▶ Exercise
Your answer should be every line from the records that contains "marker".

Segment Start: Record excerpts

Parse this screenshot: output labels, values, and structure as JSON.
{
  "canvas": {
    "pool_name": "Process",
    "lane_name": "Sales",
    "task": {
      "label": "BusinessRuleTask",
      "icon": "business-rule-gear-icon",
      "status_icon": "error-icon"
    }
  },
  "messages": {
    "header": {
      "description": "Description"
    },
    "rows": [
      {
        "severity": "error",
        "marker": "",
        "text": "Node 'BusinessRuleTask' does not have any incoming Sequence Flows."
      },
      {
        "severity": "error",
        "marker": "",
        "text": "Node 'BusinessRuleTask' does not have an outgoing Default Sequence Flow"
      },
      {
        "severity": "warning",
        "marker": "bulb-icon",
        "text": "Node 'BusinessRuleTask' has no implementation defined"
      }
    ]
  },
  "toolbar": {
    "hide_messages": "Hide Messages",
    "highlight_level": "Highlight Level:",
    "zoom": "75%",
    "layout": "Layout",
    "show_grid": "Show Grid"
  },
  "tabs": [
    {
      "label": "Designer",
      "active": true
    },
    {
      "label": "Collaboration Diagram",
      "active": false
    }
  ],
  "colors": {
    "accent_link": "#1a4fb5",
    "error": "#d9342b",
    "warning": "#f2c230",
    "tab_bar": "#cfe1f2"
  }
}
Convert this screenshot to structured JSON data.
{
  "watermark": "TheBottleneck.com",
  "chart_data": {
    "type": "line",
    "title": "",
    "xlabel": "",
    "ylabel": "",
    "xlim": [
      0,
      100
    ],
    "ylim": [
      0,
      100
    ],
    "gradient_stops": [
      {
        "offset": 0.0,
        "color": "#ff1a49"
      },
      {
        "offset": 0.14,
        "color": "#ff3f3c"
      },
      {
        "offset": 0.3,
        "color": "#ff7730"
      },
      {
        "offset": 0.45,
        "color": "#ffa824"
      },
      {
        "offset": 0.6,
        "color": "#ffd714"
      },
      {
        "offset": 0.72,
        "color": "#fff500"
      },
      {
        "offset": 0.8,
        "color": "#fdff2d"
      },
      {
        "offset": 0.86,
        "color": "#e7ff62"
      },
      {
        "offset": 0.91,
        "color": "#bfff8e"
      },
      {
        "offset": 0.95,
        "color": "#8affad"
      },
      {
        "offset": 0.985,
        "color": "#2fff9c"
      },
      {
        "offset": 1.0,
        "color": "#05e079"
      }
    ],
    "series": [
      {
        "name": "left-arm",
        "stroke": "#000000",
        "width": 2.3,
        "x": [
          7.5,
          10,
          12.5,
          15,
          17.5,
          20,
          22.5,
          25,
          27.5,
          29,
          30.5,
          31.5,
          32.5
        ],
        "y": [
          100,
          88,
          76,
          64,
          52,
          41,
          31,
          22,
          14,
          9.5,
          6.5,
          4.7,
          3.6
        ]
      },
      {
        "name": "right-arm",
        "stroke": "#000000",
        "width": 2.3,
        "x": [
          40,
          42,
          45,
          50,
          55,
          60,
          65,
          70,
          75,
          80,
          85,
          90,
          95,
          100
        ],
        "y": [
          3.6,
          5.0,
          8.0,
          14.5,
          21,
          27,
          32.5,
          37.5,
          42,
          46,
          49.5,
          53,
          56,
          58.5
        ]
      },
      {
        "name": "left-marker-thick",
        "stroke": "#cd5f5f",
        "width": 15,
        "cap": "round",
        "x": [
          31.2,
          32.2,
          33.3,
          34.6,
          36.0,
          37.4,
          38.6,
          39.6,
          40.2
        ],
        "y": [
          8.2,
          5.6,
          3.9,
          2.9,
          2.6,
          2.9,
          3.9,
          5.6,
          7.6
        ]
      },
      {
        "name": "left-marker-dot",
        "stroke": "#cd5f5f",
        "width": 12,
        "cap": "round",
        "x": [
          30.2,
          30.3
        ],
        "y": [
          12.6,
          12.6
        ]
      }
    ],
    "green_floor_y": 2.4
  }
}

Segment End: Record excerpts

▶ Answer box
        "marker": "",
        "marker": "",
        "marker": "bulb-icon",
        "name": "left-marker-thick",
        "name": "left-marker-dot",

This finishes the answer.